Our editorial said that if you are healthy, have average income and have to buy your own insurance, your options in America have never been better – all thanks to Obamacare. But if you have serious medical problems and require expensive medical care, your options have never been worse.
[OK, we probably should have said, for most people, they have never been worse.]
In response, HealthSherpa says you can pay a modest premium and get an HMO plan with a family deductible of $5,000. However, there is coinsurance after you reach the deductible (in some cases as much as 50%). So what counts is not the deductible, it’s the total out-of-pocket exposure. For a typical HMO plan like this, the exposure is $13,000 – on top of the premium.
Here is the bottom line: if you are healthy and need only preventive care, health care and health insurance are essentially free for average income families. But you’re going to get hammered if you need expensive care.
HealthSherpa does make an interesting point, however. If you are going to max out on spending, you can actually save some money (a few thousand dollars) if you choose a plan that requires a modest premium payment over plans that have no premium. That being true, you would think that CMS would try to guide people with expensive-to-treat medical conditions to these plans.
Instead, TV advertisements boast that 4 in 5 enrollees will pay $10 a month or less – literally encouraging buyers to choose a plan with the lowest premium. Perhaps for that reason,
The average annual out-of-pocket exposure for a family in 2024 is $18,900 in the federal marketplace exchanges.

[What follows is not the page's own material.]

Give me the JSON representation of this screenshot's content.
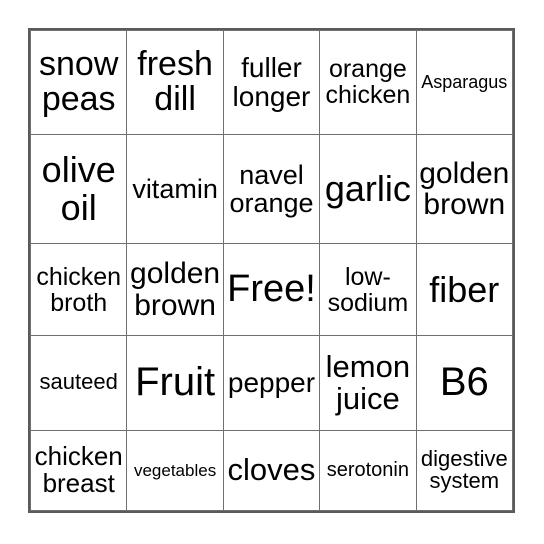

And we hasten to add that after paying that outrageous sum (year-after-year if your condition is chronic), you are denied care at centers of excellence in Dallas, Houston and other parts of the country.
What makes this especially strange is that Obamacare was sold as a remedy for “junk” insurance that mistreats the sick, not as a giveaway to the healthy.